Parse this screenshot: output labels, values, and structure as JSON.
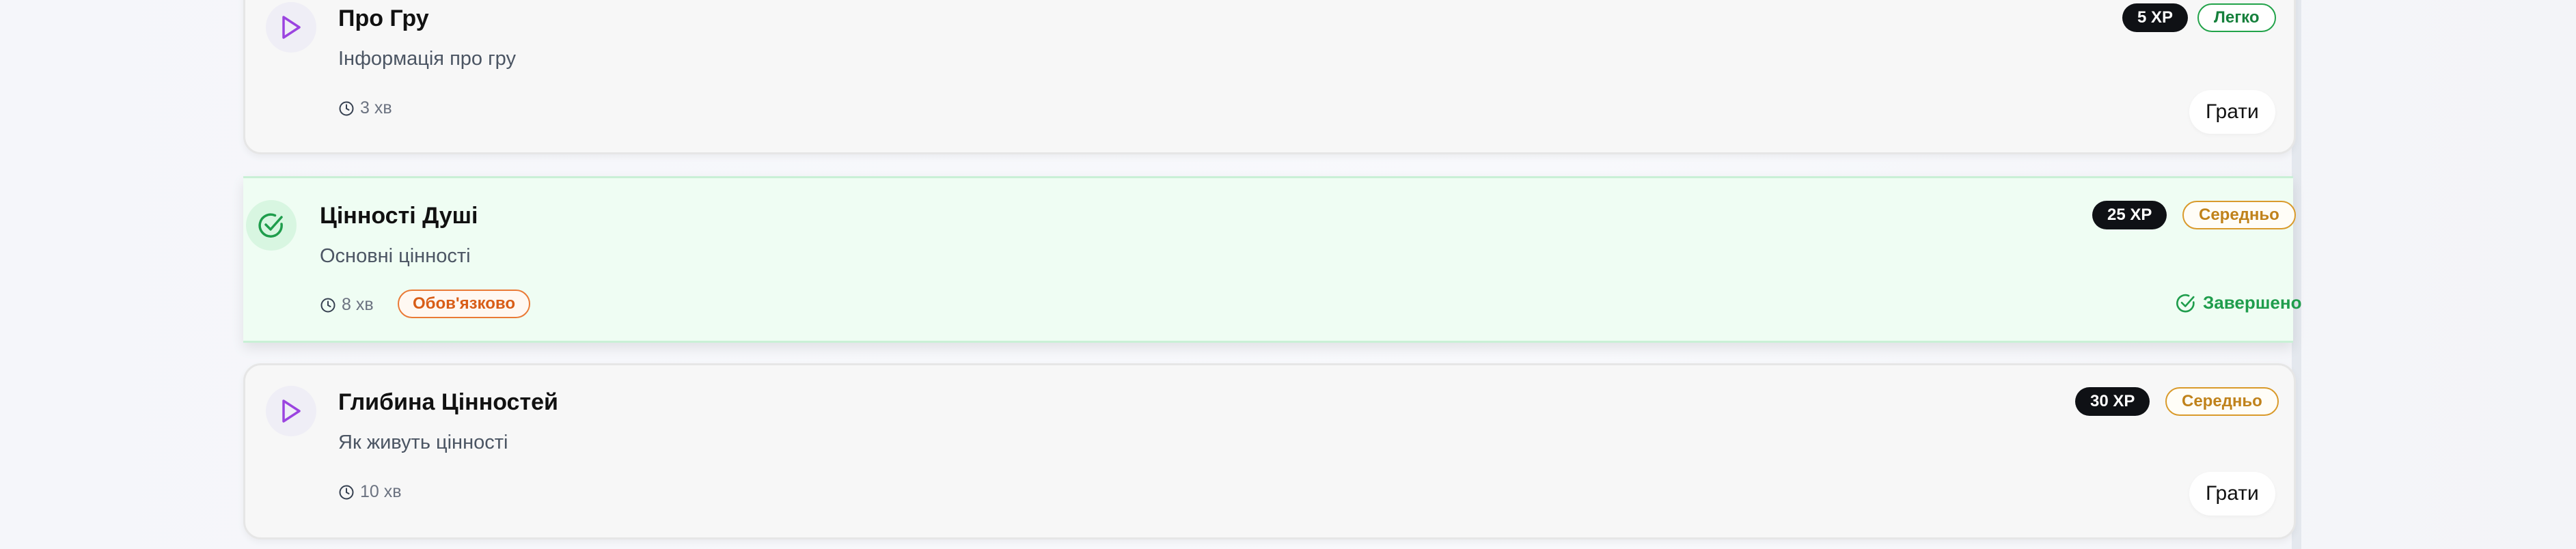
{
  "colors": {
    "accent_purple": "#9b44e0",
    "success_green": "#1f9d4c",
    "warning_orange": "#d99a2b",
    "required_orange": "#ea7a36"
  },
  "lessons": [
    {
      "title": "Про Гру",
      "description": "Інформація про гру",
      "duration": "3 хв",
      "xp": "5 XP",
      "level": "Легко",
      "action": "Грати",
      "icon": "play-icon"
    },
    {
      "title": "Цінності Душі",
      "description": "Основні цінності",
      "duration": "8 хв",
      "required": "Обов'язково",
      "xp": "25 XP",
      "level": "Середньо",
      "status": "Завершено",
      "icon": "check-circle-icon"
    },
    {
      "title": "Глибина Цінностей",
      "description": "Як живуть цінності",
      "duration": "10 хв",
      "xp": "30 XP",
      "level": "Середньо",
      "action": "Грати",
      "icon": "play-icon"
    }
  ]
}
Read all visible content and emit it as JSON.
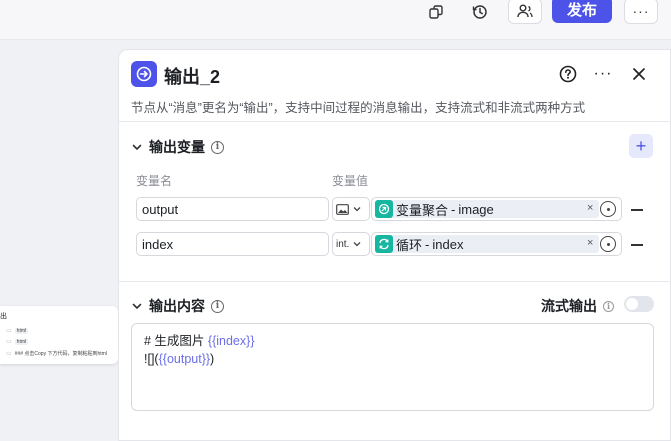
{
  "topbar": {
    "publish_label": "发布",
    "icons": [
      "copy-icon",
      "history-icon",
      "collaborator-icon",
      "more-icon"
    ]
  },
  "canvas_node": {
    "title": "出",
    "row1_tag": "html",
    "row2_tag": "html",
    "row3_text": "### 点击Copy 下方代码，复制粘贴到html"
  },
  "panel": {
    "title": "输出_2",
    "description": "节点从“消息”更名为“输出”，支持中间过程的消息输出，支持流式和非流式两种方式",
    "output_vars": {
      "section_title": "输出变量",
      "col_name": "变量名",
      "col_value": "变量值",
      "rows": [
        {
          "name": "output",
          "type": "image",
          "type_label": "",
          "ref_node": "变量聚合",
          "ref_sep": "-",
          "ref_var": "image"
        },
        {
          "name": "index",
          "type": "int",
          "type_label": "int.",
          "ref_node": "循环",
          "ref_sep": "-",
          "ref_var": "index"
        }
      ]
    },
    "output_content": {
      "section_title": "输出内容",
      "stream_label": "流式输出",
      "stream_enabled": false,
      "line1_text": "# 生成图片 ",
      "line1_var": "{{index}}",
      "line2_text": "![](",
      "line2_var": "{{output}}",
      "line2_end": ")"
    }
  },
  "colors": {
    "accent": "#4d53e8",
    "ref_icon": "#17b6a0"
  }
}
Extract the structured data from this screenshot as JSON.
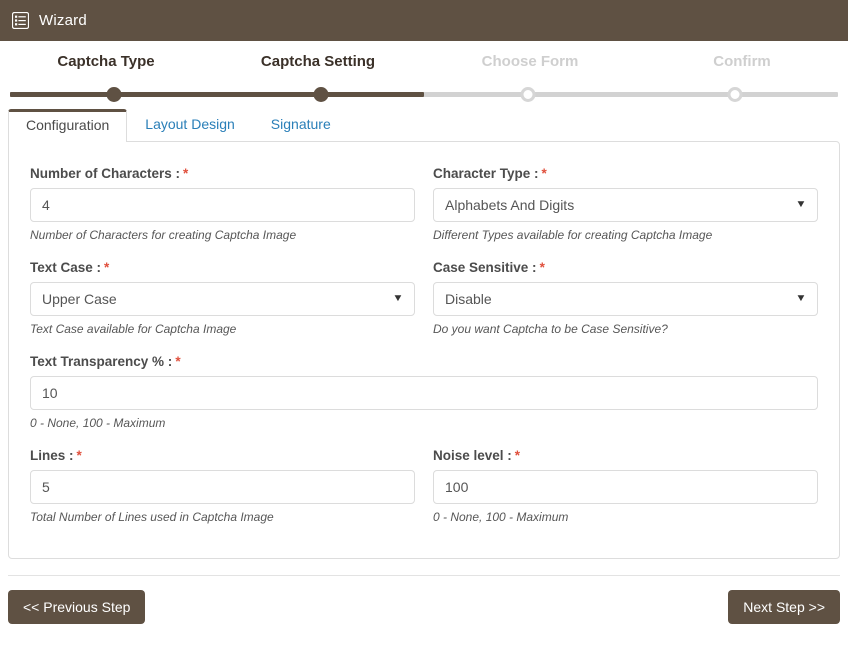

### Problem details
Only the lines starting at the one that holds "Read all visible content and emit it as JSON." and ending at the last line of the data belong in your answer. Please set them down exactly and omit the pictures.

### Exercise output
Read all visible content and emit it as JSON.
{
  "topbar": {
    "publish_label": "发布",
    "icons": [
      "copy-icon",
      "history-icon",
      "collaborator-icon",
      "more-icon"
    ]
  },
  "canvas_node": {
    "title": "出",
    "row1_tag": "html",
    "row2_tag": "html",
    "row3_text": "### 点击Copy 下方代码，复制粘贴到html"
  },
  "panel": {
    "title": "输出_2",
    "description": "节点从“消息”更名为“输出”，支持中间过程的消息输出，支持流式和非流式两种方式",
    "output_vars": {
      "section_title": "输出变量",
      "col_name": "变量名",
      "col_value": "变量值",
      "rows": [
        {
          "name": "output",
          "type": "image",
          "type_label": "",
          "ref_node": "变量聚合",
          "ref_sep": "-",
          "ref_var": "image"
        },
        {
          "name": "index",
          "type": "int",
          "type_label": "int.",
          "ref_node": "循环",
          "ref_sep": "-",
          "ref_var": "index"
        }
      ]
    },
    "output_content": {
      "section_title": "输出内容",
      "stream_label": "流式输出",
      "stream_enabled": false,
      "line1_text": "# 生成图片 ",
      "line1_var": "{{index}}",
      "line2_text": "![](",
      "line2_var": "{{output}}",
      "line2_end": ")"
    }
  },
  "colors": {
    "accent": "#4d53e8",
    "ref_icon": "#17b6a0"
  }
}
Extract the structured data from this screenshot as JSON.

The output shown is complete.